## WHAT YOU HAVE TO DO
Report the number of lines in the entries below that include the word "ladder", and nothing else.

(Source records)
****************

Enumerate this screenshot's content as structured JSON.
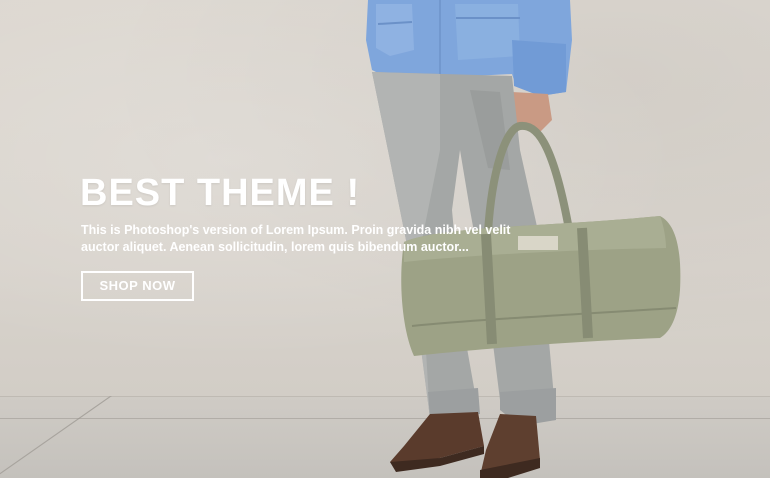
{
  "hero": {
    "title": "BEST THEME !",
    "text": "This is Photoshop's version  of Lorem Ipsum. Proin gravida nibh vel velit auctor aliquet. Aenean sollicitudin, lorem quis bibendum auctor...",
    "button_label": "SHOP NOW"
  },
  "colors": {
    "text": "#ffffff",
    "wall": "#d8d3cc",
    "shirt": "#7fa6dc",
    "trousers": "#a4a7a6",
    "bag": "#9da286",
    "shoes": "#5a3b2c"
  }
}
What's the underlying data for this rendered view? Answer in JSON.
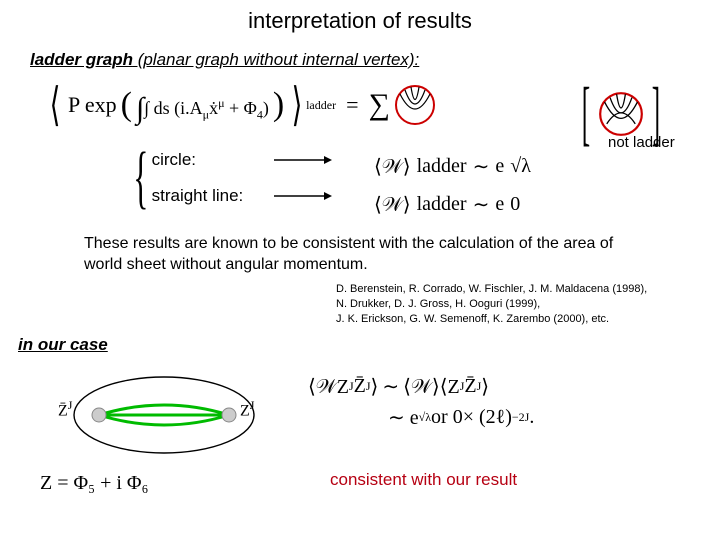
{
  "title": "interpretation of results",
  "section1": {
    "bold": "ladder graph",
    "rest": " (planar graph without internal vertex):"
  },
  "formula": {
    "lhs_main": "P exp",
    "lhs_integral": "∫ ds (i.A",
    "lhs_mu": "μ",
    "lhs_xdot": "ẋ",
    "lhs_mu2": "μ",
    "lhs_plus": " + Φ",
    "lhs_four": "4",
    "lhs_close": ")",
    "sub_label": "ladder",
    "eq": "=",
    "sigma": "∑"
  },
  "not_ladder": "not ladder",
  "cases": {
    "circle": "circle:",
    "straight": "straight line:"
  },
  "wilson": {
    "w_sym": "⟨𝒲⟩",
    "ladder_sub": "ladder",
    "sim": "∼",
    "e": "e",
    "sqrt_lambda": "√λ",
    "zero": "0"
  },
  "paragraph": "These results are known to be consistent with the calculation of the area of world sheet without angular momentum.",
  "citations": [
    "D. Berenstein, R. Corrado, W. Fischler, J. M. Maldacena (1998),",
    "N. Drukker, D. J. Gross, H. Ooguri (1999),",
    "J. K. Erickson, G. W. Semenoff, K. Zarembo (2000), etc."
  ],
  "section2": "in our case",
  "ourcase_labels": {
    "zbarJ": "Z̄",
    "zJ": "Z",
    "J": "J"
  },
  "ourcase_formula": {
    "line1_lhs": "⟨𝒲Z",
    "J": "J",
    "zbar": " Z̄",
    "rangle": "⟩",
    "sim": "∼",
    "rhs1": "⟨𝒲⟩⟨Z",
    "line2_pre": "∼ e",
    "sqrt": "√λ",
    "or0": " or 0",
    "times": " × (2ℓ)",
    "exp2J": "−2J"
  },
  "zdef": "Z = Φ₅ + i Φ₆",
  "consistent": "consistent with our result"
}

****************

## ANSWER SECTION
4